The problem:
A complete answer includes every line below with the word "JSON".

Interface dataset entries:

Content starts

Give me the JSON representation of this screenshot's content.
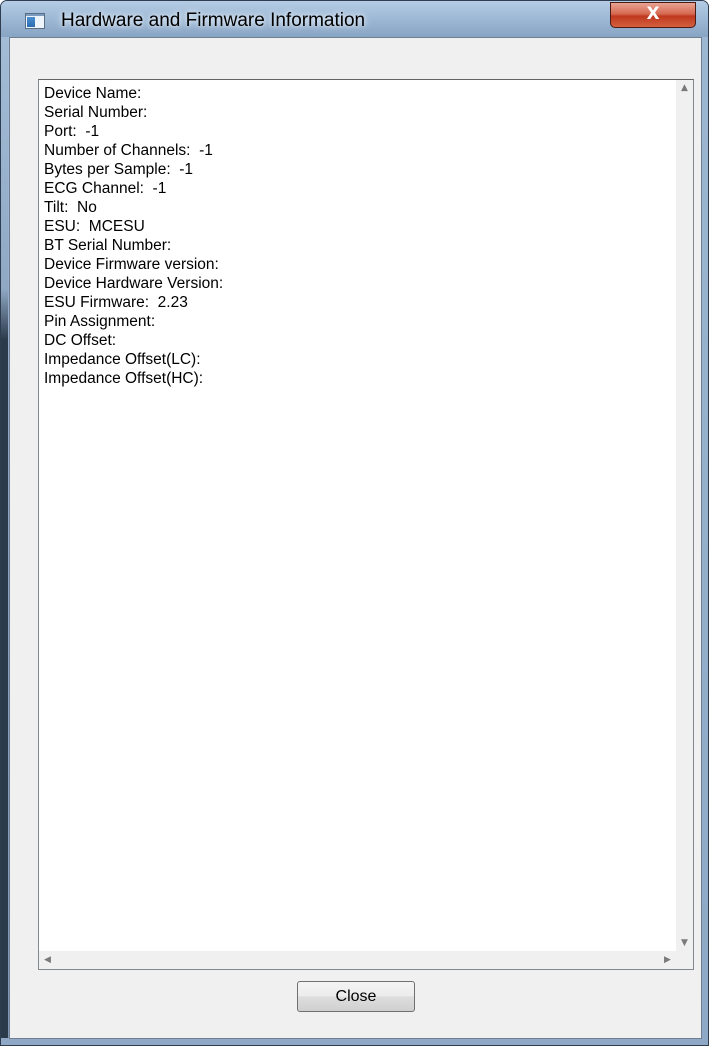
{
  "window": {
    "title": "Hardware and Firmware Information",
    "close_glyph": "X"
  },
  "info_text": {
    "lines": [
      "Device Name:",
      "Serial Number:",
      "Port:  -1",
      "Number of Channels:  -1",
      "Bytes per Sample:  -1",
      "ECG Channel:  -1",
      "Tilt:  No",
      "ESU:  MCESU",
      "BT Serial Number:",
      "Device Firmware version:",
      "Device Hardware Version:",
      "ESU Firmware:  2.23",
      "Pin Assignment:",
      "DC Offset:",
      "Impedance Offset(LC):",
      "Impedance Offset(HC):"
    ]
  },
  "scrollbars": {
    "up_glyph": "▲",
    "down_glyph": "▼",
    "left_glyph": "◀",
    "right_glyph": "▶"
  },
  "buttons": {
    "close_label": "Close"
  },
  "icons": {
    "window_icon": "window-app-icon",
    "close": "close-icon"
  },
  "colors": {
    "titlebar": "#9bb6d3",
    "close_button": "#c0391f",
    "client_bg": "#f0f0f0"
  }
}
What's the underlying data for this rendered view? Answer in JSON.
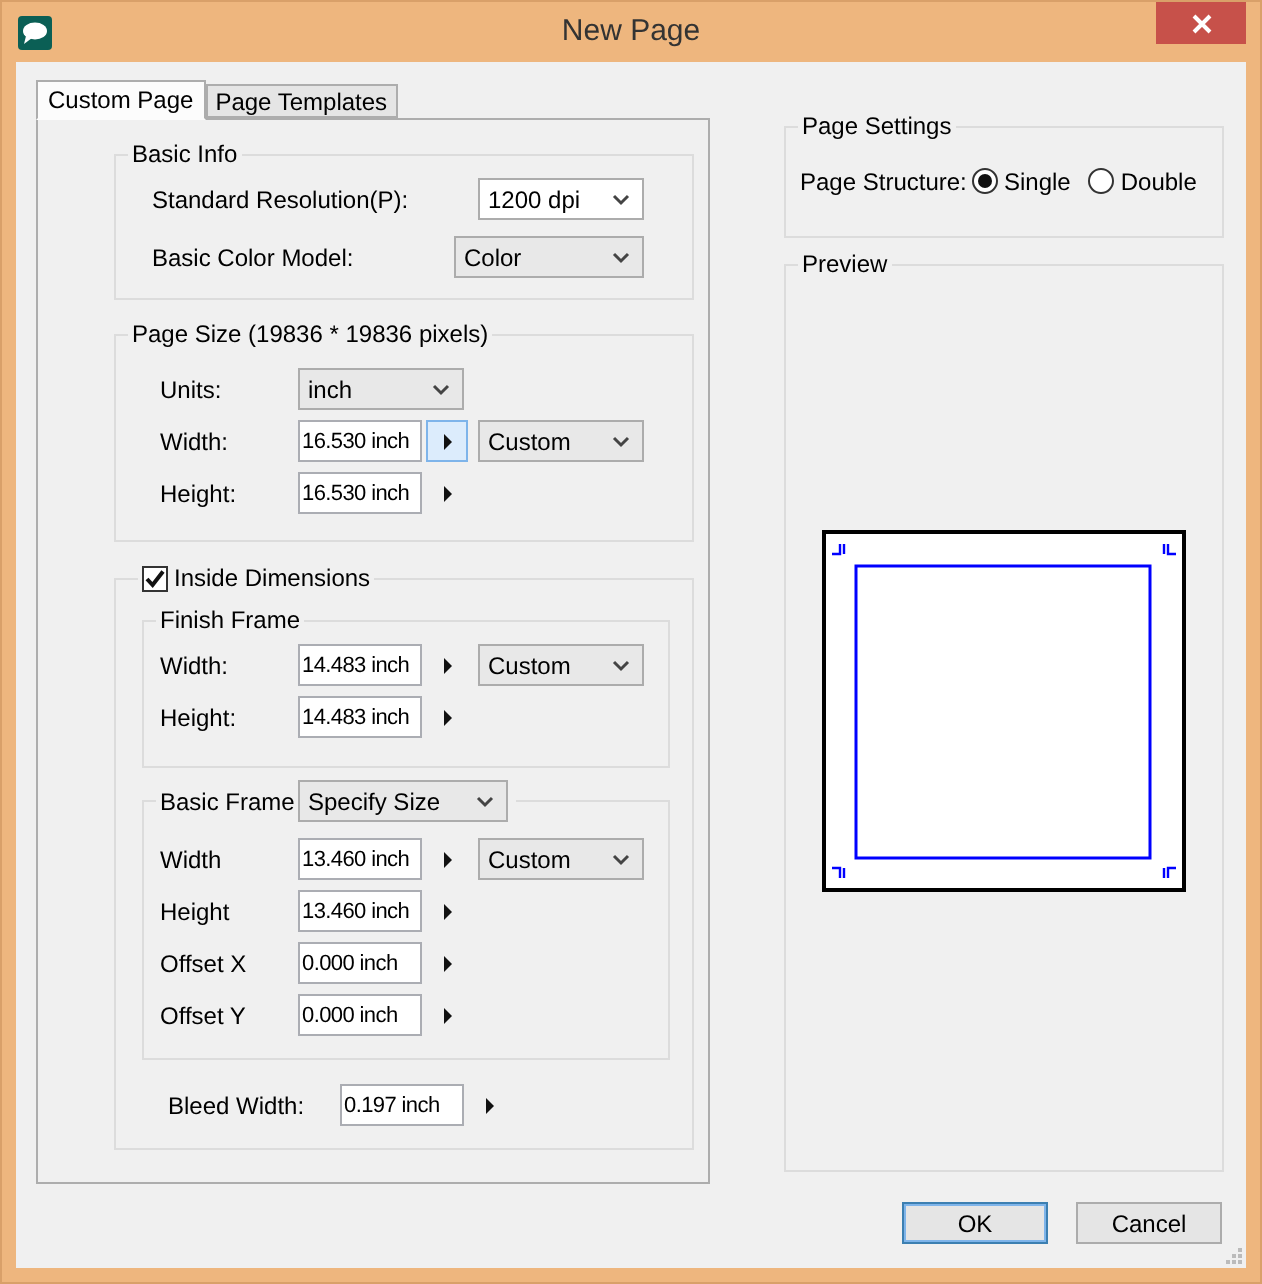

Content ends

Output:
Give me the JSON representation of this screenshot's content.
What's the underlying data for this rendered view? Answer in JSON.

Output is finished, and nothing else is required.